● Exercise requirements
When the string "screenshot" is part of a line in the data below, report the whole line.

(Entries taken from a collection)
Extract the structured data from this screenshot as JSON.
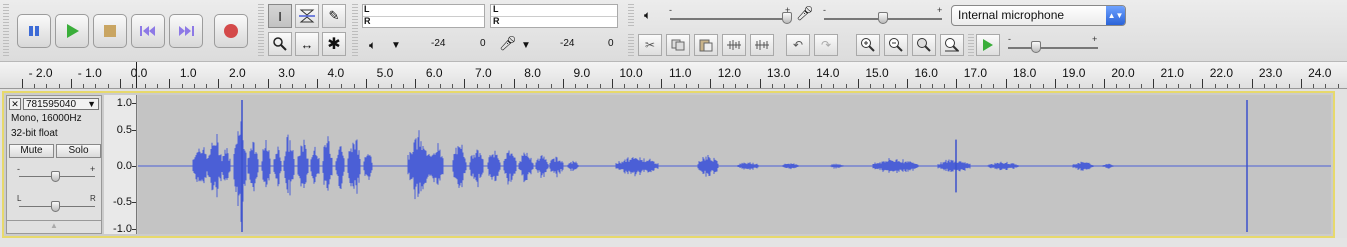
{
  "transport": {
    "buttons": [
      "pause",
      "play",
      "stop",
      "skip-start",
      "skip-end",
      "record"
    ]
  },
  "meters": {
    "L": "L",
    "R": "R",
    "ticks_play": [
      "-24",
      "0"
    ],
    "ticks_rec": [
      "-24",
      "0"
    ]
  },
  "mixer": {
    "minus": "-",
    "plus": "+",
    "device": "Internal microphone"
  },
  "ruler": {
    "labels": [
      "- 2.0",
      "- 1.0",
      "0.0",
      "1.0",
      "2.0",
      "3.0",
      "4.0",
      "5.0",
      "6.0",
      "7.0",
      "8.0",
      "9.0",
      "10.0",
      "11.0",
      "12.0",
      "13.0",
      "14.0",
      "15.0",
      "16.0",
      "17.0",
      "18.0",
      "19.0",
      "20.0",
      "21.0",
      "22.0",
      "23.0",
      "24.0"
    ]
  },
  "track": {
    "close": "✕",
    "name": "781595040",
    "dropdown": "▼",
    "info_rate": "Mono, 16000Hz",
    "info_format": "32-bit float",
    "mute": "Mute",
    "solo": "Solo",
    "gain_minus": "-",
    "gain_plus": "+",
    "pan_left": "L",
    "pan_right": "R",
    "collapse": "▲",
    "vscale": [
      "1.0",
      "0.5",
      "0.0",
      "-0.5",
      "-1.0"
    ]
  }
}
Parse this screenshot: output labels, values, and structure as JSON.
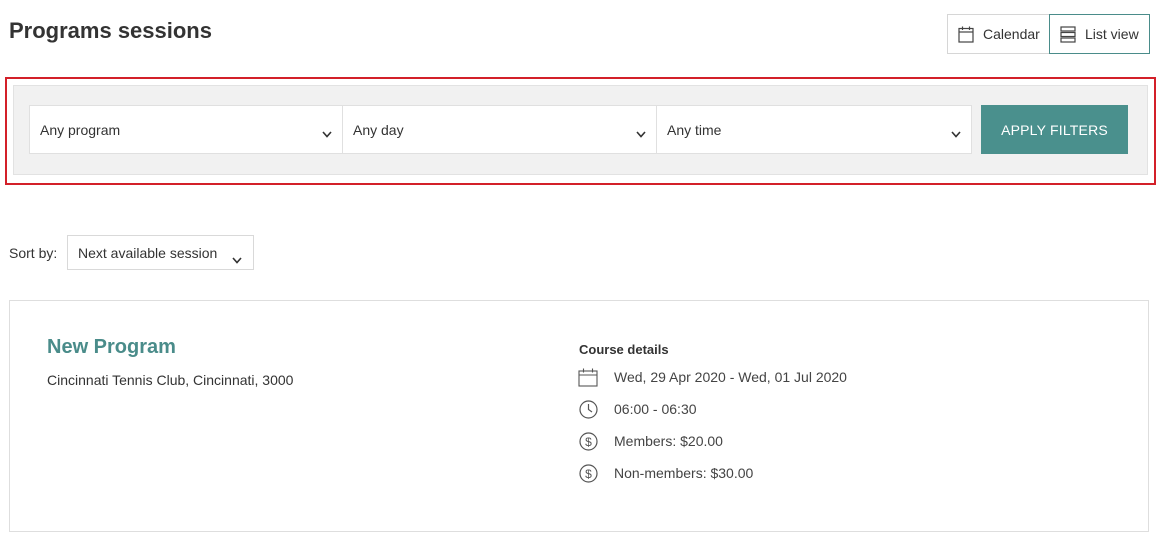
{
  "header": {
    "title": "Programs sessions",
    "view_toggle": {
      "calendar_label": "Calendar",
      "list_label": "List view",
      "active": "list"
    }
  },
  "filters": {
    "program": "Any program",
    "day": "Any day",
    "time": "Any time",
    "apply_label": "APPLY FILTERS"
  },
  "sort": {
    "label": "Sort by:",
    "value": "Next available session"
  },
  "results": [
    {
      "name": "New Program",
      "location": "Cincinnati Tennis Club, Cincinnati, 3000",
      "details_heading": "Course details",
      "dates": "Wed, 29 Apr 2020 - Wed, 01 Jul 2020",
      "time": "06:00 - 06:30",
      "members_price": "Members: $20.00",
      "nonmembers_price": "Non-members: $30.00"
    }
  ],
  "icons": {
    "calendar": "calendar-icon",
    "list": "list-icon",
    "chevron": "chevron-down-icon",
    "clock": "clock-icon",
    "dollar": "dollar-icon"
  },
  "colors": {
    "accent": "#4a908d",
    "highlight_border": "#d32029",
    "panel_bg": "#f1f1f1"
  }
}
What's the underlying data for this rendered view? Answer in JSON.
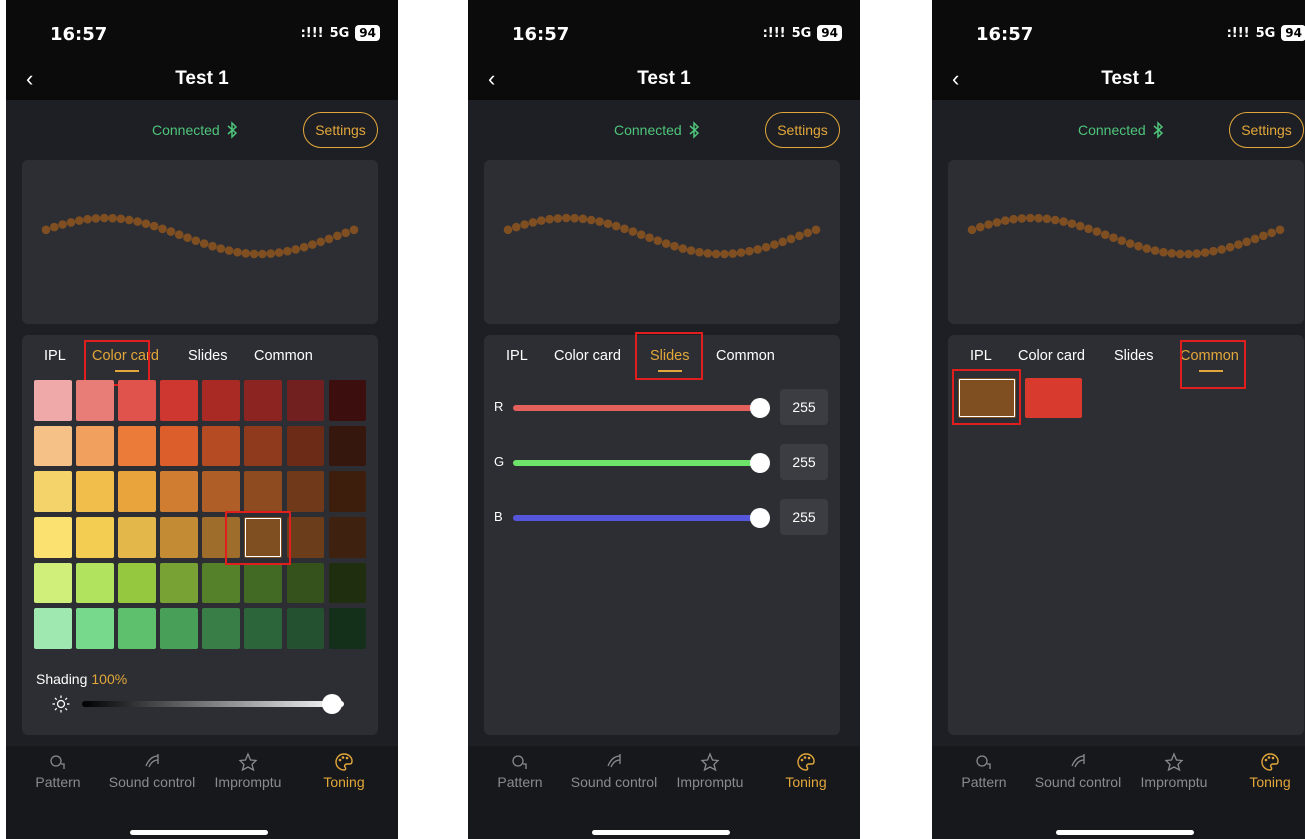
{
  "status_bar": {
    "time": "16:57",
    "signal": ":!!!",
    "network": "5G",
    "battery": "94"
  },
  "header": {
    "title": "Test 1"
  },
  "connection": {
    "text": "Connected"
  },
  "settings_label": "Settings",
  "tabs": [
    "IPL",
    "Color card",
    "Slides",
    "Common"
  ],
  "screens": [
    {
      "active_tab": "Color card"
    },
    {
      "active_tab": "Slides"
    },
    {
      "active_tab": "Common"
    }
  ],
  "light_color": "#7f4f22",
  "accent_color": "#e2a73a",
  "connected_color": "#4ec47b",
  "color_card": {
    "rows": [
      [
        "#f0a9a9",
        "#e87c77",
        "#e0524c",
        "#cd3730",
        "#a92a25",
        "#8c2421",
        "#721f1f",
        "#3c0e0e"
      ],
      [
        "#f5c186",
        "#f1a05e",
        "#ea7b39",
        "#dc5e2a",
        "#b44b22",
        "#8f3a1c",
        "#6c2b17",
        "#36170e"
      ],
      [
        "#f4d36a",
        "#f1bd4b",
        "#e9a53c",
        "#d07d31",
        "#b05e27",
        "#8e4b1f",
        "#70391a",
        "#3d1e0d"
      ],
      [
        "#fbe16f",
        "#f3cd52",
        "#e4b74a",
        "#c48b35",
        "#9f6d2b",
        "#7f4f22",
        "#6c3d1a",
        "#3e220f"
      ],
      [
        "#cfef7a",
        "#b2e35e",
        "#95c83f",
        "#78a233",
        "#56812b",
        "#436a25",
        "#35521d",
        "#1f2e0f"
      ],
      [
        "#9fe8b0",
        "#76d98b",
        "#5ebf6c",
        "#48a058",
        "#397d47",
        "#2d653a",
        "#24512f",
        "#14301b"
      ]
    ],
    "selected": {
      "row": 3,
      "col": 5
    }
  },
  "shading": {
    "label": "Shading",
    "value": "100%",
    "level": 1.0
  },
  "slides": [
    {
      "label": "R",
      "value": "255",
      "level": 1.0,
      "color": "#e3605c"
    },
    {
      "label": "G",
      "value": "255",
      "level": 1.0,
      "color": "#6ee36a"
    },
    {
      "label": "B",
      "value": "255",
      "level": 1.0,
      "color": "#5556dc"
    }
  ],
  "common_colors": [
    "#7f4f22",
    "#d93a2e"
  ],
  "nav": [
    {
      "label": "Pattern",
      "icon": "pattern-icon"
    },
    {
      "label": "Sound control",
      "icon": "sound-icon"
    },
    {
      "label": "Impromptu",
      "icon": "impromptu-icon"
    },
    {
      "label": "Toning",
      "icon": "palette-icon",
      "active": true
    }
  ]
}
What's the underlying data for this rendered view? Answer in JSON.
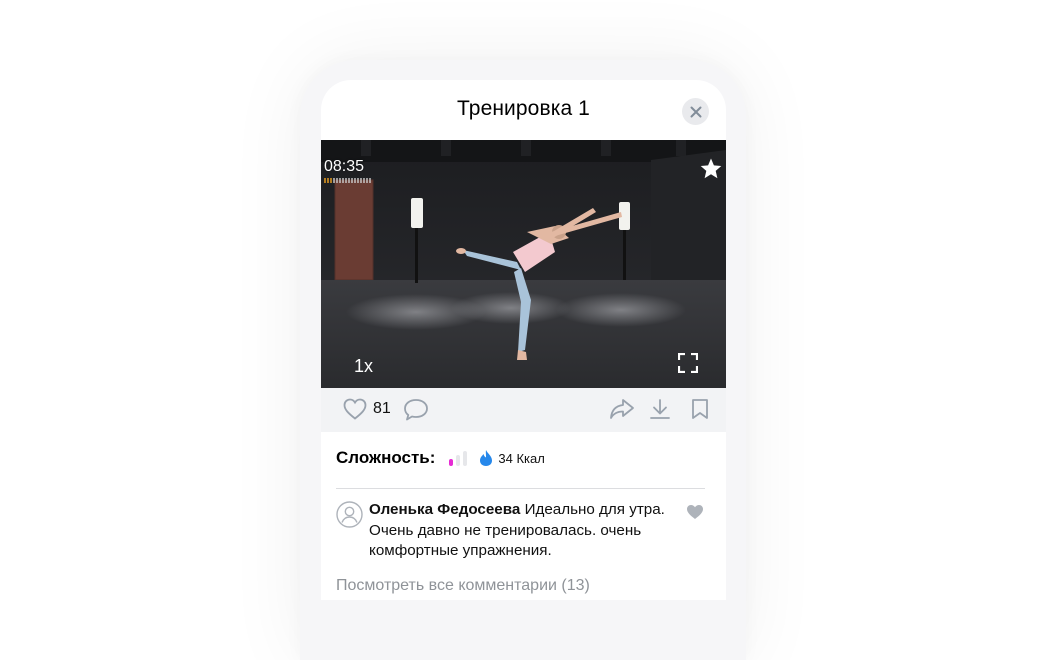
{
  "modal": {
    "title": "Тренировка 1"
  },
  "video": {
    "timer": "08:35",
    "speed": "1x"
  },
  "actions": {
    "like_count": "81"
  },
  "stats": {
    "difficulty_label": "Сложность:",
    "difficulty_level": 1,
    "difficulty_max": 3,
    "calories": "34 Ккал"
  },
  "comment": {
    "author": "Оленька Федосеева",
    "text": " Идеально для утра. Очень давно не тренировалась. очень комфортные упражнения."
  },
  "view_all_comments": "Посмотреть все комментарии (13)",
  "colors": {
    "accent_difficulty": "#e62bd4",
    "calorie_icon": "#2688eb",
    "icon_gray": "#99a2ad",
    "muted_text": "#8f9398"
  }
}
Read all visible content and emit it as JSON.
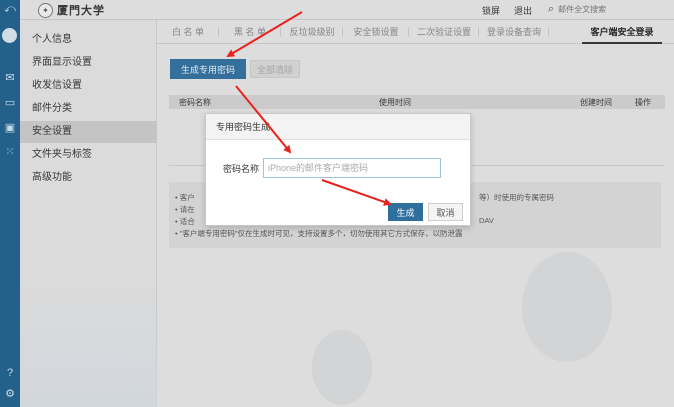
{
  "topbar": {
    "logo_text": "厦門大学",
    "links": [
      "锁屏",
      "退出"
    ],
    "search_placeholder": "邮件全文搜索"
  },
  "sidebar": {
    "items": [
      {
        "label": "个人信息"
      },
      {
        "label": "界面显示设置"
      },
      {
        "label": "收发信设置"
      },
      {
        "label": "邮件分类"
      },
      {
        "label": "安全设置",
        "active": true
      },
      {
        "label": "文件夹与标签"
      },
      {
        "label": "高级功能"
      }
    ]
  },
  "tabs": [
    {
      "label": "白 名 单"
    },
    {
      "label": "黑 名 单"
    },
    {
      "label": "反垃圾级别"
    },
    {
      "label": "安全锁设置"
    },
    {
      "label": "二次验证设置"
    },
    {
      "label": "登录设备查询"
    },
    {
      "label": "客户端安全登录",
      "active": true
    }
  ],
  "toolbar": {
    "generate_label": "生成专用密码",
    "clear_label": "全部清除"
  },
  "table": {
    "columns": [
      "密码名称",
      "使用时间",
      "创建时间",
      "操作"
    ]
  },
  "notes": [
    "• 客户",
    "等）时使用的专属密码",
    "• 请在",
    "• 适合",
    "DAV",
    "• \"客户端专用密码\"仅在生成时可见，支持设置多个，切勿使用其它方式保存，以防泄露"
  ],
  "dialog": {
    "title": "专用密码生成",
    "field_label": "密码名称",
    "field_placeholder": "iPhone的邮件客户端密码",
    "generate_label": "生成",
    "cancel_label": "取消"
  },
  "colors": {
    "accent": "#2e6f9e",
    "annotation_arrow": "#e8231e"
  }
}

● Output of the task
Extract the structured data from this screenshot as JSON.
Parse this screenshot: output labels, values, and structure as JSON.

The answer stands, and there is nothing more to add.